Task to complete:
The records below must be copied in full, exactly as they read.

Raw data:

---

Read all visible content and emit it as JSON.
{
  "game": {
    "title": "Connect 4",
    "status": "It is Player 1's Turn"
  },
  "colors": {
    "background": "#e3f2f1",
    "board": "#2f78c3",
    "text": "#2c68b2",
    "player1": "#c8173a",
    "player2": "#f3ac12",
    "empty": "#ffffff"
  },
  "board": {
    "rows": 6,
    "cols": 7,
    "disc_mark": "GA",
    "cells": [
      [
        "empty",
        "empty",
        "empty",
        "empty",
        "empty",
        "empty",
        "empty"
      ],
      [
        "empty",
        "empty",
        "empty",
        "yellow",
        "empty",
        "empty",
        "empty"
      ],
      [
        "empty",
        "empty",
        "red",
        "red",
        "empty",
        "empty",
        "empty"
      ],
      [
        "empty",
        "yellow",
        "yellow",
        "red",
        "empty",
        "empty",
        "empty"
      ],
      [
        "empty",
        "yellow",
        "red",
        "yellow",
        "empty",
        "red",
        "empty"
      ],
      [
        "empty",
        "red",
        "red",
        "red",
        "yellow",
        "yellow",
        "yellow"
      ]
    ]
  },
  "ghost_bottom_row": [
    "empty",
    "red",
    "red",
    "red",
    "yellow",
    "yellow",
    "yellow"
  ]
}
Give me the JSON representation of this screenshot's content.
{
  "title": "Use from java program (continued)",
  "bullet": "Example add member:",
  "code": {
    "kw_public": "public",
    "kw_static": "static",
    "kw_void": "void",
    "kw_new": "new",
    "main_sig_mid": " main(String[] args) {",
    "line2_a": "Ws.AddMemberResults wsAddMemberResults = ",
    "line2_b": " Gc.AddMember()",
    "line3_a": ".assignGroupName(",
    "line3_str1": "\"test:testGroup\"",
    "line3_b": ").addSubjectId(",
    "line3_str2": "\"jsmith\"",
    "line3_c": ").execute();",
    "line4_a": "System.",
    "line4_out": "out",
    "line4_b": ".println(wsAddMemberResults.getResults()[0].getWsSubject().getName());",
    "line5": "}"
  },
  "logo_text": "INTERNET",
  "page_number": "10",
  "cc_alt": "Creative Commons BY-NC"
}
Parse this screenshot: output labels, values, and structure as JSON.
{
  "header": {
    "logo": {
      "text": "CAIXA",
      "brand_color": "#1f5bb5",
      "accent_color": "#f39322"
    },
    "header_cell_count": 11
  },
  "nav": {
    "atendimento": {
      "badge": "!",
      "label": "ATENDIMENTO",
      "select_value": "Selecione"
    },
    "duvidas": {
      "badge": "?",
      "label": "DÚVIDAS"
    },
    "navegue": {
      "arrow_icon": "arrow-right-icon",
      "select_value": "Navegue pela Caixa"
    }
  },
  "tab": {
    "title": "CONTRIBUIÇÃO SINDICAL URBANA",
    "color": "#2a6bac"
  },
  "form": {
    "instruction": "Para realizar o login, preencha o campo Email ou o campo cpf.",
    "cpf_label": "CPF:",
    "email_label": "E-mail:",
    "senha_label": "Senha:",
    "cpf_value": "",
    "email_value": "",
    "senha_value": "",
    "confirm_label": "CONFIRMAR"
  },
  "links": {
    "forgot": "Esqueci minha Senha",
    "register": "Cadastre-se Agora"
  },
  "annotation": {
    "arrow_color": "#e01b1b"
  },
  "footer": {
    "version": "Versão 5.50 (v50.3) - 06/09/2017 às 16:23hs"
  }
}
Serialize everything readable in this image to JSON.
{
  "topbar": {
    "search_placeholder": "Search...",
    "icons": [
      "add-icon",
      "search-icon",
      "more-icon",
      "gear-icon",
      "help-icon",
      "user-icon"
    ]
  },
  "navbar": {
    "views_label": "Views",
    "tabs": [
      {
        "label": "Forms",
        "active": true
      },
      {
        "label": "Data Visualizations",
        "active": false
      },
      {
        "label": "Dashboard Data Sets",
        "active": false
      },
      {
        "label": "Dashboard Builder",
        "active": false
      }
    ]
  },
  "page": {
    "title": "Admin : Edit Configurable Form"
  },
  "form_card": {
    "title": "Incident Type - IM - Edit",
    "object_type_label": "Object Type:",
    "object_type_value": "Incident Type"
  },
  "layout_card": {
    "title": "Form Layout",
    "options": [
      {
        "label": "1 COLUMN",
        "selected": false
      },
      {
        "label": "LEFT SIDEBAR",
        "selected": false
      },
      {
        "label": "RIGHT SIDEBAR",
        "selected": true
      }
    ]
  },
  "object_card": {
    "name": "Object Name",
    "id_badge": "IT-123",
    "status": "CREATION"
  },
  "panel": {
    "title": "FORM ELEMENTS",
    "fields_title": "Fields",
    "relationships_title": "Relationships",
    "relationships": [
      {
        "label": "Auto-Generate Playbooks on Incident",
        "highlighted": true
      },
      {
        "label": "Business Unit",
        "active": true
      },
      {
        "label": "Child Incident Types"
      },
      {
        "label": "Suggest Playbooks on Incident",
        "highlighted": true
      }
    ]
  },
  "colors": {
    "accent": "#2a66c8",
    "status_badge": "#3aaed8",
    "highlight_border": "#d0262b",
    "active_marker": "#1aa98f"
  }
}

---

Task result:
Read all visible content and emit it as JSON.
{
  "game": {
    "title": "Connect 4",
    "status": "It is Player 1's Turn"
  },
  "colors": {
    "background": "#e3f2f1",
    "board": "#2f78c3",
    "text": "#2c68b2",
    "player1": "#c8173a",
    "player2": "#f3ac12",
    "empty": "#ffffff"
  },
  "board": {
    "rows": 6,
    "cols": 7,
    "disc_mark": "GA",
    "cells": [
      [
        "empty",
        "empty",
        "empty",
        "empty",
        "empty",
        "empty",
        "empty"
      ],
      [
        "empty",
        "empty",
        "empty",
        "yellow",
        "empty",
        "empty",
        "empty"
      ],
      [
        "empty",
        "empty",
        "red",
        "red",
        "empty",
        "empty",
        "empty"
      ],
      [
        "empty",
        "yellow",
        "yellow",
        "red",
        "empty",
        "empty",
        "empty"
      ],
      [
        "empty",
        "yellow",
        "red",
        "yellow",
        "empty",
        "red",
        "empty"
      ],
      [
        "empty",
        "red",
        "red",
        "red",
        "yellow",
        "yellow",
        "yellow"
      ]
    ]
  },
  "ghost_bottom_row": [
    "empty",
    "red",
    "red",
    "red",
    "yellow",
    "yellow",
    "yellow"
  ]
}
Give me the JSON representation of this screenshot's content.
{
  "title": "Use from java program (continued)",
  "bullet": "Example add member:",
  "code": {
    "kw_public": "public",
    "kw_static": "static",
    "kw_void": "void",
    "kw_new": "new",
    "main_sig_mid": " main(String[] args) {",
    "line2_a": "Ws.AddMemberResults wsAddMemberResults = ",
    "line2_b": " Gc.AddMember()",
    "line3_a": ".assignGroupName(",
    "line3_str1": "\"test:testGroup\"",
    "line3_b": ").addSubjectId(",
    "line3_str2": "\"jsmith\"",
    "line3_c": ").execute();",
    "line4_a": "System.",
    "line4_out": "out",
    "line4_b": ".println(wsAddMemberResults.getResults()[0].getWsSubject().getName());",
    "line5": "}"
  },
  "logo_text": "INTERNET",
  "page_number": "10",
  "cc_alt": "Creative Commons BY-NC"
}
Parse this screenshot: output labels, values, and structure as JSON.
{
  "header": {
    "logo": {
      "text": "CAIXA",
      "brand_color": "#1f5bb5",
      "accent_color": "#f39322"
    },
    "header_cell_count": 11
  },
  "nav": {
    "atendimento": {
      "badge": "!",
      "label": "ATENDIMENTO",
      "select_value": "Selecione"
    },
    "duvidas": {
      "badge": "?",
      "label": "DÚVIDAS"
    },
    "navegue": {
      "arrow_icon": "arrow-right-icon",
      "select_value": "Navegue pela Caixa"
    }
  },
  "tab": {
    "title": "CONTRIBUIÇÃO SINDICAL URBANA",
    "color": "#2a6bac"
  },
  "form": {
    "instruction": "Para realizar o login, preencha o campo Email ou o campo cpf.",
    "cpf_label": "CPF:",
    "email_label": "E-mail:",
    "senha_label": "Senha:",
    "cpf_value": "",
    "email_value": "",
    "senha_value": "",
    "confirm_label": "CONFIRMAR"
  },
  "links": {
    "forgot": "Esqueci minha Senha",
    "register": "Cadastre-se Agora"
  },
  "annotation": {
    "arrow_color": "#e01b1b"
  },
  "footer": {
    "version": "Versão 5.50 (v50.3) - 06/09/2017 às 16:23hs"
  }
}
Serialize everything readable in this image to JSON.
{
  "topbar": {
    "search_placeholder": "Search...",
    "icons": [
      "add-icon",
      "search-icon",
      "more-icon",
      "gear-icon",
      "help-icon",
      "user-icon"
    ]
  },
  "navbar": {
    "views_label": "Views",
    "tabs": [
      {
        "label": "Forms",
        "active": true
      },
      {
        "label": "Data Visualizations",
        "active": false
      },
      {
        "label": "Dashboard Data Sets",
        "active": false
      },
      {
        "label": "Dashboard Builder",
        "active": false
      }
    ]
  },
  "page": {
    "title": "Admin : Edit Configurable Form"
  },
  "form_card": {
    "title": "Incident Type - IM - Edit",
    "object_type_label": "Object Type:",
    "object_type_value": "Incident Type"
  },
  "layout_card": {
    "title": "Form Layout",
    "options": [
      {
        "label": "1 COLUMN",
        "selected": false
      },
      {
        "label": "LEFT SIDEBAR",
        "selected": false
      },
      {
        "label": "RIGHT SIDEBAR",
        "selected": true
      }
    ]
  },
  "object_card": {
    "name": "Object Name",
    "id_badge": "IT-123",
    "status": "CREATION"
  },
  "panel": {
    "title": "FORM ELEMENTS",
    "fields_title": "Fields",
    "relationships_title": "Relationships",
    "relationships": [
      {
        "label": "Auto-Generate Playbooks on Incident",
        "highlighted": true
      },
      {
        "label": "Business Unit",
        "active": true
      },
      {
        "label": "Child Incident Types"
      },
      {
        "label": "Suggest Playbooks on Incident",
        "highlighted": true
      }
    ]
  },
  "colors": {
    "accent": "#2a66c8",
    "status_badge": "#3aaed8",
    "highlight_border": "#d0262b",
    "active_marker": "#1aa98f"
  }
}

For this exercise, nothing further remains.